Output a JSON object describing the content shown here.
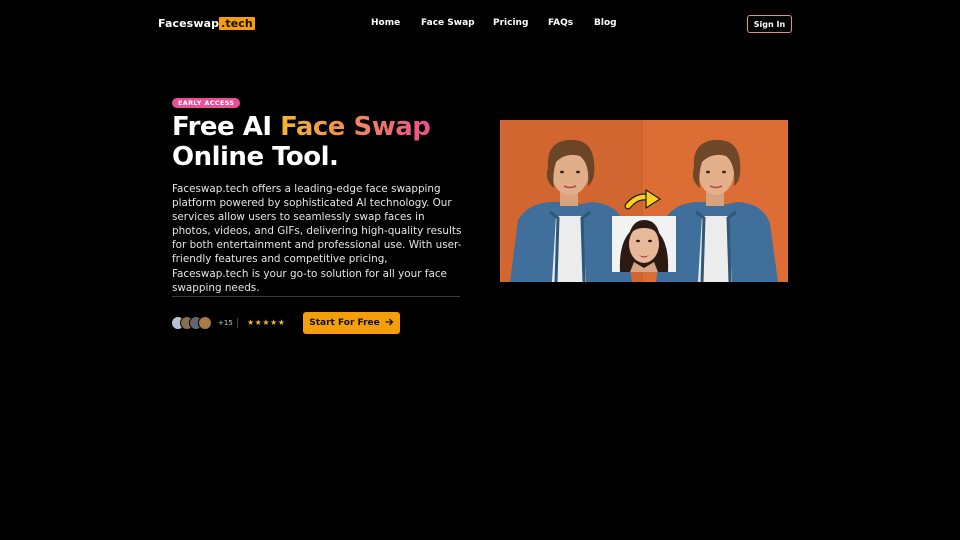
{
  "nav": {
    "logo_main": "Faceswap",
    "logo_tld": ".tech",
    "links": [
      "Home",
      "Face Swap",
      "Pricing",
      "FAQs",
      "Blog"
    ],
    "signin_label": "Sign In"
  },
  "hero": {
    "badge": "EARLY ACCESS",
    "headline_part1": "Free AI ",
    "headline_highlight": "Face Swap",
    "headline_part2": "Online Tool.",
    "description": "Faceswap.tech offers a leading-edge face swapping platform powered by sophisticated AI technology. Our services allow users to seamlessly swap faces in photos, videos, and GIFs, delivering high-quality results for both entertainment and professional use. With user-friendly features and competitive pricing, Faceswap.tech is your go-to solution for all your face swapping needs.",
    "user_count": "+15",
    "stars": "★★★★★",
    "cta_label": "Start For Free",
    "cta_icon": "arrow-right-icon"
  },
  "colors": {
    "accent": "#f59e0b",
    "badge": "#ec4f9a",
    "image_bg": "#d96a32"
  }
}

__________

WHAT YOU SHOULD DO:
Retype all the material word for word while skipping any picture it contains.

EXPECTED ANSWER:
Output a JSON object describing the content shown here.
{
  "nav": {
    "logo_main": "Faceswap",
    "logo_tld": ".tech",
    "links": [
      "Home",
      "Face Swap",
      "Pricing",
      "FAQs",
      "Blog"
    ],
    "signin_label": "Sign In"
  },
  "hero": {
    "badge": "EARLY ACCESS",
    "headline_part1": "Free AI ",
    "headline_highlight": "Face Swap",
    "headline_part2": "Online Tool.",
    "description": "Faceswap.tech offers a leading-edge face swapping platform powered by sophisticated AI technology. Our services allow users to seamlessly swap faces in photos, videos, and GIFs, delivering high-quality results for both entertainment and professional use. With user-friendly features and competitive pricing, Faceswap.tech is your go-to solution for all your face swapping needs.",
    "user_count": "+15",
    "stars": "★★★★★",
    "cta_label": "Start For Free",
    "cta_icon": "arrow-right-icon"
  },
  "colors": {
    "accent": "#f59e0b",
    "badge": "#ec4f9a",
    "image_bg": "#d96a32"
  }
}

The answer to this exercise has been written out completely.